There’s been a lot of talk recently about the ways search engine marketing has changed. It started with a New York Times article about Google’s changing algorithms. That was mostly about the SEO side of things (which my colleague Ann has already addressed.) However, it did get me thinking about how drastically SEA has changed in the past six months.
Back when I first started managing search engine advertising programs, it was such a simple process. Step 1- Decide where you want your ad to show. Step 2- Bid to put it there. Look at that; it’s time for my coffee break! That’s all changed with the introduction of quality-based SEA placement on all three major search engines.

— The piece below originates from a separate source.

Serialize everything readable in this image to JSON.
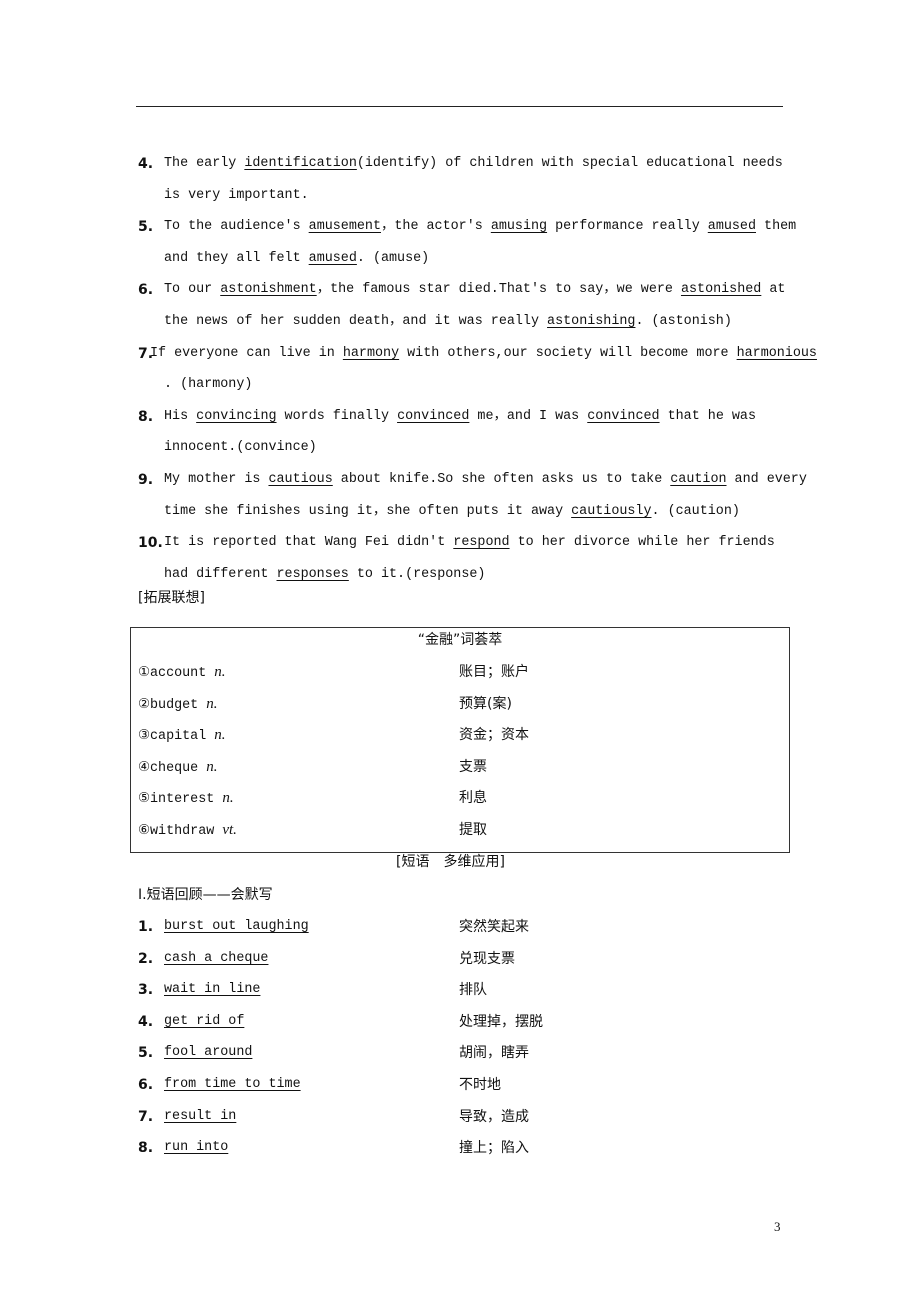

Quality-based SEA placement is more involved, but it isn’t difficult for anyone engaged in white-hat optimization practices. Your ad should be a valid response to the search term, and should accurately represent what a visitor will find on your landing page. Aside from the simple fact that this will result in more qualified leads clicking through to your site, you pay less for those clicks, and can be positioned higher than competitors paying more than you. It’s not a bad payoff for doing the job right the first time.
The people complaining about the new structure are approaching SEA strictly from a bid management perspective. Honestly, they’re probably not really “managing” anything, but rather letting an automated bid management program run their campaigns for them. Who do Google, Yahoo, and Microsoft think they are, making these individuals actually have to do work?
The industry wide shift towards quality-based ad placement is a good thing. It does create a better user experience for the person using a search engine. Plus it rewards the advertiser for writing the best ad possible, something they should already be doing anyway. For an expert SEM firm, it’s just another day at the office.